There’s nothing wrong with Barbie and My Little Pony if that’s what your daughter likes. But try to include in her playtime collection toys that encourage problem solving and critical thinking, such as puzzles, Lego, building sets and board games.
3. Learn with her
You know those annoying “why” questions your little ones bombard you with? Resist the temptation to ignore them or shoo your child away (well, unless you’re really really busy) and help her find the answers instead. Seeing that you share her interests will not only facilitate bonding but will also model awesome analytical STEM chick behaviour!
4. Surround her with real-life positive role models
Where possible, take your children to see female doctors and call in tradeswomen to fix stuff. Better yet, be a DIY mama and fix that toilet or change that flat tyre yourself. Don’t forget to make sure your children witness this or else the effort has gone entirely to waste (kidding).
Read books and watch documentaries or based-on-real-life films on women who kick ass in STEM. Think Hidden Figures and the Goodnight Stories for Rebel Girls series.
5. Stop your own negative self-talk
Specifically, don’t say that you’re bad at maths or science (even if you totally think you are).
Mathematical incompetence has become like a badge of honour, especially among girls and women. I must confess I’ve used this excuse on occasion to get out of having to do a numbers-related task.
However, this kind of negative self-talk is damaging not only for the talker but also the people around the talker, including and especially young children.
Research has shown time and time again that if a person is exposed to negative stereotypes about their abilities (e.g. “girls are bad at maths”), they will start to believe it and behave in ways that confirm the stereotype (i.e. actually performing more poorly in a maths test). Yikes!
6. Don’t “dumb down” intellectual conversations with your daughter
We now know not to bang on about how crap we are at maths or science, especially around our children. But what about the other things we need to be careful about saying – or not saying?
Alarming research has shown that when parents speak to their children about scientific things (e.g. playing with magnets or seeing a museum exhibit), they tend to talk in more practical and scientific terms with their sons rather than their daughters. This unconscious bias impacts children’s science comprehension skills two years later.
Therefore, it is important to nip this habit in the bud as early as possible and resist the urge to “dumb down” or, rather, “science down” conversations with our daughters. Use proper scientific words for things, even if it might require a bit of explanation at first. Remember, children’s brains grow remarkably fast so they will pick it up in no time!

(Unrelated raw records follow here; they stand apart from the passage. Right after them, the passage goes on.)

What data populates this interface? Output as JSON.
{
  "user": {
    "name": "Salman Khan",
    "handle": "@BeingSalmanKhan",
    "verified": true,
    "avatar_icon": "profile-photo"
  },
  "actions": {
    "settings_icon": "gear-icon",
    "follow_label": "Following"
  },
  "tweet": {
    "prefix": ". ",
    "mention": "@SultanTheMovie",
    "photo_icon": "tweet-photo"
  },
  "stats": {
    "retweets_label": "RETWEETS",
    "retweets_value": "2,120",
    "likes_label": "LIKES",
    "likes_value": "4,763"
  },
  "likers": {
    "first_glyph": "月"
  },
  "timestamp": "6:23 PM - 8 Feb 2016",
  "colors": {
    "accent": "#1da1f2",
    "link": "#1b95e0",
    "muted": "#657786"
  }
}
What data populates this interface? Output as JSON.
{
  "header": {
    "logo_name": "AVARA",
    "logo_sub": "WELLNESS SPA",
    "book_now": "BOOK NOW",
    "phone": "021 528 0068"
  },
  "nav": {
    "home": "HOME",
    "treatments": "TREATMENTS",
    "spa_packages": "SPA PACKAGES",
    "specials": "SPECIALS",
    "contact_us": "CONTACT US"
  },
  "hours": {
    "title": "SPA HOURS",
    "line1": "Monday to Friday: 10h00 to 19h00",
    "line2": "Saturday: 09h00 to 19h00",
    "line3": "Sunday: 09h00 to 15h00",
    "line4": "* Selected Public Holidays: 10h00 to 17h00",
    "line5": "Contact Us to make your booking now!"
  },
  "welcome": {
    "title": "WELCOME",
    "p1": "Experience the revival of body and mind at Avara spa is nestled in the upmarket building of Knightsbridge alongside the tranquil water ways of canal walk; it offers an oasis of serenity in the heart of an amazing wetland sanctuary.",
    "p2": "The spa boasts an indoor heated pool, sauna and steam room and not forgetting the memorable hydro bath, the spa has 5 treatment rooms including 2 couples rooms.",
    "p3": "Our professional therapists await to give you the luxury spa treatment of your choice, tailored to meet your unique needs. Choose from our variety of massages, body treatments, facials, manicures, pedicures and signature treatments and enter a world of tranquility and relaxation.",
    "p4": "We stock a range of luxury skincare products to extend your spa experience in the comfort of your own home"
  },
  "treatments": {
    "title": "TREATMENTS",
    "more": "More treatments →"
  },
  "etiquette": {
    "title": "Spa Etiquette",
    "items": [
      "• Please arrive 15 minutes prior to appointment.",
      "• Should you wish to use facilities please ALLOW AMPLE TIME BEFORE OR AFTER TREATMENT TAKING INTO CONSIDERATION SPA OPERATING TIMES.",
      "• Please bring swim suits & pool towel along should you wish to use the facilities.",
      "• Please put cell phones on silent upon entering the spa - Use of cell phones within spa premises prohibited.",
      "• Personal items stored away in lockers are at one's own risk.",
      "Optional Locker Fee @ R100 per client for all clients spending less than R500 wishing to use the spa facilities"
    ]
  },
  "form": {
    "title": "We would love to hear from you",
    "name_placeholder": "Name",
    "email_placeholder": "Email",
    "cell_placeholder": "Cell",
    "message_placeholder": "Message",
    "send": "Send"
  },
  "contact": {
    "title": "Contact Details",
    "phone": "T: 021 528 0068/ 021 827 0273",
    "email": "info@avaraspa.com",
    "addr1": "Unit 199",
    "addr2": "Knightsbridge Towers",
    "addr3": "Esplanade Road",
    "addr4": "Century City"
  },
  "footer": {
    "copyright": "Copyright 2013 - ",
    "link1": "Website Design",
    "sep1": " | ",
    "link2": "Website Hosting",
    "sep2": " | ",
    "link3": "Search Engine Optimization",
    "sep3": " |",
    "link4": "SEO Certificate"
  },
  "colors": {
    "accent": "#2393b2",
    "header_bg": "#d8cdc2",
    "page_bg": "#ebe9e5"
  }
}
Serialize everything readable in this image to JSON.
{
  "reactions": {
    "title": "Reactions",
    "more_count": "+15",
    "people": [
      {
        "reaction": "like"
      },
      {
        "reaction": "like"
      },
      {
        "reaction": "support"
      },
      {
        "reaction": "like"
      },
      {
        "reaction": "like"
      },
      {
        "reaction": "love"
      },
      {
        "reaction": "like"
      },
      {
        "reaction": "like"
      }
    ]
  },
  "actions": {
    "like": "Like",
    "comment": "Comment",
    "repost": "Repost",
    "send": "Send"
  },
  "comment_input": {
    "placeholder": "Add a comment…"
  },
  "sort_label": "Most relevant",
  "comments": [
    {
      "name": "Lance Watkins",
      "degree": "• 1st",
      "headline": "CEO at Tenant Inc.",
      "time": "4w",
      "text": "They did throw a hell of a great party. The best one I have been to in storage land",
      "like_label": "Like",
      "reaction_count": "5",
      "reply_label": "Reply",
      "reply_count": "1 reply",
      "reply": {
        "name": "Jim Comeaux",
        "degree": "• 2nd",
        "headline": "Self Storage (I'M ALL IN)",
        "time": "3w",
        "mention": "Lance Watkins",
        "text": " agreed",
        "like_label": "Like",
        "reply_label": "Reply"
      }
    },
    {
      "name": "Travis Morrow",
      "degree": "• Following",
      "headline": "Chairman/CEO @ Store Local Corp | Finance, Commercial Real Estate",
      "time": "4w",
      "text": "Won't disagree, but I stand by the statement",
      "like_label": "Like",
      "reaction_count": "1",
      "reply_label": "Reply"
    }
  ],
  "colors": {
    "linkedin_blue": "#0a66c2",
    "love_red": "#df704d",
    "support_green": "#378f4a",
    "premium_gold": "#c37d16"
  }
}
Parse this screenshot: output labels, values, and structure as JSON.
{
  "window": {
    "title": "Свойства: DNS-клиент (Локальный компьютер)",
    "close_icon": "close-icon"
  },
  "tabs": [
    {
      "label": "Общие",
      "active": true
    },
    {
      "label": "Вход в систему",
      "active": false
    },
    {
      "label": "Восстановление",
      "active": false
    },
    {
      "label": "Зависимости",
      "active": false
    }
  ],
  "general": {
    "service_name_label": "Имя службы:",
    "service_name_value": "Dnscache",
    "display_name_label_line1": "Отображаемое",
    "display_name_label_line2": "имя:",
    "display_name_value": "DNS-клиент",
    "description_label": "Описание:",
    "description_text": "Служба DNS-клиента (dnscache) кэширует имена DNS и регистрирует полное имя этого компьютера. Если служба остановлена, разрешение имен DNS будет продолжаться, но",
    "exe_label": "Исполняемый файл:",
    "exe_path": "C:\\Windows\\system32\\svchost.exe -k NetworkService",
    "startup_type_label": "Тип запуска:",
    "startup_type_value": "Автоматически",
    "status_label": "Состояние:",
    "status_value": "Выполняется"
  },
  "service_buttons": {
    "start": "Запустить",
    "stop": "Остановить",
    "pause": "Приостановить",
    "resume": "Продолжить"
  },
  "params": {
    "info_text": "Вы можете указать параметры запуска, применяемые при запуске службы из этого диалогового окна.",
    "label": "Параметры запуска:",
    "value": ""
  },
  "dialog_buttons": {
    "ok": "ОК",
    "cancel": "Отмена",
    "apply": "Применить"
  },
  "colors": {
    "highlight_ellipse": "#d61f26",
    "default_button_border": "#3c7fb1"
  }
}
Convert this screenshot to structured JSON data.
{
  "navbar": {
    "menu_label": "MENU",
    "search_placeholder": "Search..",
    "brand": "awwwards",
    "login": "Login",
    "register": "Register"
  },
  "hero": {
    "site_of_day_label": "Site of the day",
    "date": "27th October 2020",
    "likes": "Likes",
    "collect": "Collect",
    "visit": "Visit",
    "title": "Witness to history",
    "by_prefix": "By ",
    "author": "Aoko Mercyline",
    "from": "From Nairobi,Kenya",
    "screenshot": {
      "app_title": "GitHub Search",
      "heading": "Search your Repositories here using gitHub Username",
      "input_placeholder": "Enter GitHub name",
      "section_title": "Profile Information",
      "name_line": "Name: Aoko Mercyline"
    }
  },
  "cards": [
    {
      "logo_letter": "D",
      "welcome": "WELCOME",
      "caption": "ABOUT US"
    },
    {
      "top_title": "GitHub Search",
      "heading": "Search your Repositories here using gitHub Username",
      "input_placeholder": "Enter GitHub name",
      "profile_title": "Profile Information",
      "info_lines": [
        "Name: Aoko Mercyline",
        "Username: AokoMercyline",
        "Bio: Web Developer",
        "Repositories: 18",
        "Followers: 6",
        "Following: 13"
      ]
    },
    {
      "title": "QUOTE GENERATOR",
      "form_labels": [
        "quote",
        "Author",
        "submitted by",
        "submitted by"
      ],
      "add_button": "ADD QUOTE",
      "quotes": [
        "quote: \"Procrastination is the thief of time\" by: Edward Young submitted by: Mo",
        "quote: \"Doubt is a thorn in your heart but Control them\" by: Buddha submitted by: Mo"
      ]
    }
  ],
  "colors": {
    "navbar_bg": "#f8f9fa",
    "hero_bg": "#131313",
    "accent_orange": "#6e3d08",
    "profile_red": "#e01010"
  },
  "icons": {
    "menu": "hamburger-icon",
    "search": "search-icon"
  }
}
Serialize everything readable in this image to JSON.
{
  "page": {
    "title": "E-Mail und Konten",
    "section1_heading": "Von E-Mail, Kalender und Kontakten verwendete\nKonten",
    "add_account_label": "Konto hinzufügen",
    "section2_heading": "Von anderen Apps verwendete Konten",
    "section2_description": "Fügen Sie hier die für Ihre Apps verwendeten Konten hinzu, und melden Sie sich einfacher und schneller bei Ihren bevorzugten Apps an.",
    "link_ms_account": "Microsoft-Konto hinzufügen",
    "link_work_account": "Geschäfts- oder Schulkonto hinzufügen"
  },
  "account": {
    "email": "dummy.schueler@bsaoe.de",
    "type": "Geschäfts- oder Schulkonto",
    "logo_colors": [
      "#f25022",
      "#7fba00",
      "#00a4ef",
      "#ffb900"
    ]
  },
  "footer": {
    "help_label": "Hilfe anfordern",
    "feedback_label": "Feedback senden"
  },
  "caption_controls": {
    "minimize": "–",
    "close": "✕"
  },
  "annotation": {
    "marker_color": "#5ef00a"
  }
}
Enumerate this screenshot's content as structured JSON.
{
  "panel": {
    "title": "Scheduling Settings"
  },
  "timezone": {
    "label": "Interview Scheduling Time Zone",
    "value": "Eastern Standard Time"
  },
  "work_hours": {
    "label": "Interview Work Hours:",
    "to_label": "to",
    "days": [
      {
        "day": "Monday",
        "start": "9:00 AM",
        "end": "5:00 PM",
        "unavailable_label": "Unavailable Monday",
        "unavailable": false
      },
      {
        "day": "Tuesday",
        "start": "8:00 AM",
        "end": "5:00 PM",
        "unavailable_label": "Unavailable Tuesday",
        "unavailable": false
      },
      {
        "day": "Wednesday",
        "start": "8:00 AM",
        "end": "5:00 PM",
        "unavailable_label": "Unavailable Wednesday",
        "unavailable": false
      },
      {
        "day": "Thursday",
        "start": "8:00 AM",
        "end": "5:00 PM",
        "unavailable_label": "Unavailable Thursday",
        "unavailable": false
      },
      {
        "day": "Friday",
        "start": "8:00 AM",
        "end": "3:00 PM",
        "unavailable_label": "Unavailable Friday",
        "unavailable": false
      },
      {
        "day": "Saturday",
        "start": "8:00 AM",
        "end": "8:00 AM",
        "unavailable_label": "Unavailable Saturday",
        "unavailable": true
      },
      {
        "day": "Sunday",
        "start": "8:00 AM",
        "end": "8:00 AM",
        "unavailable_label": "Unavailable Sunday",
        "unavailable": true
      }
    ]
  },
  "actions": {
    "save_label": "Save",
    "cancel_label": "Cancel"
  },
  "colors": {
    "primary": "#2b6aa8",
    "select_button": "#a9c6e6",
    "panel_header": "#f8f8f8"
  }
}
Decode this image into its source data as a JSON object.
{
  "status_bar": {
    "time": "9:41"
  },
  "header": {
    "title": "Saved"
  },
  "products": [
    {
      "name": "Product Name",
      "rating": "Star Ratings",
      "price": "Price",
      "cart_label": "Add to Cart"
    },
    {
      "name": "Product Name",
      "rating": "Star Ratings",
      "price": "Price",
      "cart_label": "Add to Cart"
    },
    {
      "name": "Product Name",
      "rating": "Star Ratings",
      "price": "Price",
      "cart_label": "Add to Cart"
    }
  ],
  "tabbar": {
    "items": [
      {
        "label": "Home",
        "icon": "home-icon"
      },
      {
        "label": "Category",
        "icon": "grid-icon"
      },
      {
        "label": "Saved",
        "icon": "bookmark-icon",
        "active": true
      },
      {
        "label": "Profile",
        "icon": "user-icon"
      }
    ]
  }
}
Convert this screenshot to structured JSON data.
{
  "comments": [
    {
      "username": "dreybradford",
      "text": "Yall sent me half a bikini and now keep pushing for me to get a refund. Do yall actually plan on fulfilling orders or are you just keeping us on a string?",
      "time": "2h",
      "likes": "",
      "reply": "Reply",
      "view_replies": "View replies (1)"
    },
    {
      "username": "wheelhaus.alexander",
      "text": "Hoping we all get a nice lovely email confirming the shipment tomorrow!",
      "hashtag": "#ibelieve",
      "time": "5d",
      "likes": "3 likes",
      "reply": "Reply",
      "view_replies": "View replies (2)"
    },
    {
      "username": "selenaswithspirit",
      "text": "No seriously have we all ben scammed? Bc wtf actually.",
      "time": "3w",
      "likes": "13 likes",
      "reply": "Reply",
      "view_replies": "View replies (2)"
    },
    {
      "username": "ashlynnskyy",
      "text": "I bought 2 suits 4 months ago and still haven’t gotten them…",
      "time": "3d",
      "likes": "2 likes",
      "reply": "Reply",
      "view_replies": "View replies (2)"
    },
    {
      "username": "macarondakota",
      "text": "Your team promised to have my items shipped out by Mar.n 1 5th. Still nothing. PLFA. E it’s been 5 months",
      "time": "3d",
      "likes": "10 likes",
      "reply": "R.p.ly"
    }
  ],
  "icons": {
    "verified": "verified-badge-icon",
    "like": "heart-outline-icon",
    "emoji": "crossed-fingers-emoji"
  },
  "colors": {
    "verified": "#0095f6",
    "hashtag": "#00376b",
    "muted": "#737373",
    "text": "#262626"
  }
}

7. Counter negative stereotypes about women in science
Unfortunately, academically-inclined girls are not always portrayed in the most appealing light. They tend to be depicted as geeky, socially awkward, not conventionally attractive, and out of touch with reality (which in my opinion is still cool – it takes all types to make the world go round. Also, it kinda describes me).
However, girls and society at large need to understand that girls and women who like STEM are just as diverse as any other group of people. There’s no reason why a girl who likes science can’t also enjoy baking. And cheerleading and mathematical prowess are not mutually exclusive.
For role models who show your daughter that there is more than one way to be a girl, look to Hedy Lamarr (Hollywood actress and the inventor who contributed to the development of WiFi, Bluetooth and GPS technology) and the various women scientists in the Dr Who series.
For younger children, there’s the fantastic program, Doc McStuffins which centres around a young girl who wishes to be a doctor when she grows up, in the meantime practicing on her toys.